- The Washington Times - Wednesday, November 13, 2002

Rashard Lewis spent most of his summer trying to get a maximum contract out of the Seattle SuperSonics, which would have paid him in the neighborhood of $90million.

He didn't get that much, settling instead for about $65million, but last night against the Washington Wizards he looked like he should be among the highest-paid players in the league.

Lewis led a balanced Seattle attack with a career-high 37 points on 16-for-19 shooting as Seattle ended the Wizards' three-game winning streak with a 101-95 victory before an announced sellout crowd of 20,173 at MCI Center.

The loss also forced the Wizards (4-4) to look to tomorrow night's game against Utah as another opportunity for coach Doug Collins to earn his 300th victory.

Seattle, which never trailed in the second half, shot 73 percent from the field in the third quarter.

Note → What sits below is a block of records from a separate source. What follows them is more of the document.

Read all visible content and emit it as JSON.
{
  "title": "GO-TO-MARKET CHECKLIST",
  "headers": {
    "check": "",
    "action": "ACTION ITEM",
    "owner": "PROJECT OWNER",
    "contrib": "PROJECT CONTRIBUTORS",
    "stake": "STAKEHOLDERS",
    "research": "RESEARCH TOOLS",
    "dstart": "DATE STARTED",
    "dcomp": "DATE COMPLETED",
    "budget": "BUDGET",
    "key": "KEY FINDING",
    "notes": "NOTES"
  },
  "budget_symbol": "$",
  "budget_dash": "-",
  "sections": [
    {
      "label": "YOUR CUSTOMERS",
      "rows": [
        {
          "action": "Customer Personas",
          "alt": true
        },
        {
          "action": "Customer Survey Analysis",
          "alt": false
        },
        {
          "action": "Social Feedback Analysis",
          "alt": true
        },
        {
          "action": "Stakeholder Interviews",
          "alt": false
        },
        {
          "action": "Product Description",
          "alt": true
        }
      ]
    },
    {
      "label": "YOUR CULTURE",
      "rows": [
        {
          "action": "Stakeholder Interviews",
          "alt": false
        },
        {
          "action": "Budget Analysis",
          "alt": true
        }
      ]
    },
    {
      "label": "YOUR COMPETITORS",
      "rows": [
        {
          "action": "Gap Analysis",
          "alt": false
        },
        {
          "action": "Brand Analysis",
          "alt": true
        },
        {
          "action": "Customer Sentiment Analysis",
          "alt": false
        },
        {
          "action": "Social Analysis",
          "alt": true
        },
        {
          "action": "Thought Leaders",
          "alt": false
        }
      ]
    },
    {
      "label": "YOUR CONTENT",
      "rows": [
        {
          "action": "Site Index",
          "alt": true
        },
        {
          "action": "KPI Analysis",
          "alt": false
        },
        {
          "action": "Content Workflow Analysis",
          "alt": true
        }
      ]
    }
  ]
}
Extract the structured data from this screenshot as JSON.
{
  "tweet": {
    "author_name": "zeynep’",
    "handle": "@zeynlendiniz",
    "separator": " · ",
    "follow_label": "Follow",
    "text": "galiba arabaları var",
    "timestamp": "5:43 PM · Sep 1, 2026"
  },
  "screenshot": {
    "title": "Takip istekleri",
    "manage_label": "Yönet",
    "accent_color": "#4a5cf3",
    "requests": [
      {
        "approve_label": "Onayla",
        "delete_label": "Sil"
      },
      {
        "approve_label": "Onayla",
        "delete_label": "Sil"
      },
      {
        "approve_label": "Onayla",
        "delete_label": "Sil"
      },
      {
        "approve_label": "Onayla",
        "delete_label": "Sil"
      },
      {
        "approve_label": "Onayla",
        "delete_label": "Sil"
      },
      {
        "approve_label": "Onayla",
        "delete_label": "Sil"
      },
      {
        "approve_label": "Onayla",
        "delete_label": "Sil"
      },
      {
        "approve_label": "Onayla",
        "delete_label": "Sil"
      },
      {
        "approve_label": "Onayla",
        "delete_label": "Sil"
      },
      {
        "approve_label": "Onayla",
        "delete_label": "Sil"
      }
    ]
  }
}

"I told [my players] coming in that that's the best shooting team in the NBA," Collins said. "They shot 76 percent in the third quarter. Rashard Lewis was 16-for-19 in the game man, he was something else. Gary Payton, 16 assists. And Brent Barry makes every big shot. I don't know anybody who can come close to shooting like this team."

Barry's biggest points of the night came with 8.3 seconds to play after the Wizards had rallied from 16 points down in the third quarter to trail 97-95 when Michael Jordan (a season-high 25 points) sank a running 12-footer with 26 seconds left.

But at the other end, Seattle's Desmond Mason whipped a pass to Barry, who was loosely guarded not far from Washington's bench. Barry sank a 25-footer over Jared Jeffries, who ran out at him but gave the deadly shooter too much of a look at the basket.

"When I saw that, I was like, 'wow that's the one person we do not want to leave open,'" said Bryon Russell, who finished with 10 points for the Wizards.

Lewis was the hot man, but he was not alone. Barry finished with 17 points. Payton, still perhaps the best trash talker in the league, had 14 points and 16 assists. Predrag Drobnjak added 12 points, and Desmond Mason came off the bench to score 10 for the Sonics, who shot 53.8 percent (42 of 78) for the night.

Larry Hughes added a season-high 19 points for the Wizards. However, Jerry Stackhouse struggled, finishing with season-low 13 points on just 6-for-19 shooting from the floor. His worst moment came when he missed a pair of free throws with 2:26 left and the Wizards trailing 91-90.

"You can't ask for a better situation than that with a chance to go up," Stackhouse said. "I can't say anything other than that. It was a tough night at the office. They took us out of what we wanted to do.

"They made tough shots, and Lewis was spectacular. No matter what we threw at him or what we tried to do, he was knocking down shots. He hit them at the start, and he hit them at the end. And they all weren't layups."

Said Lewis: "The basket felt wide open to me. I was feeling my jump shot and had a nice flow going. Everything was feeling good to me tonight. I was not hesitating at all."

Lewis had 18 points by halftime after making seven of eight shots.

Overall, the Wizards shot a respectable 51.2 percent from the floor (42 of 82), numbers that will usually produce a victory in today's NBA.

After getting off to a nice start that saw them make 13 of 22 shots from the field and lead by seven points in the first quarter, the Wizards were unable to defend against Seattle, which made 24 of 36 shots from the field in the second and third quarters. This resulted in the biggest lead of the night for the Sonics, 72-56 with just under nine minutes left in the third.

Collins felt the Wizards let the game get away at the end of the first half, when the Sonics closed with an 8-2 run.

"I thought that little stretch spelled trouble for us," Collins said.

But with just more than seven minutes to play in the game and the Sonics leading 88-79, Washington outscored Seattle 11-3 to pull within 91-90 on a jumper by Jordan with 3:04 left.

However, after Lewis hurt the Wizards through most of the night, Payton finished them off. With just under one minute to play and the Wizards down by 95-93, Payton found Drobnjak in the corner for a baseline jumper.

And after a basket by Jordan, Mason hit Barry with a pass that Barry turned into the game-clincher.


Copyright © 2018 The Washington Times, LLC. Click here for reprint permission.

The Washington Times Comment Policy

The Washington Times welcomes your comments on Spot.im, our third-party provider. Please read our Comment Policy before commenting.

 

Click to Read More and View Comments

Click to Hide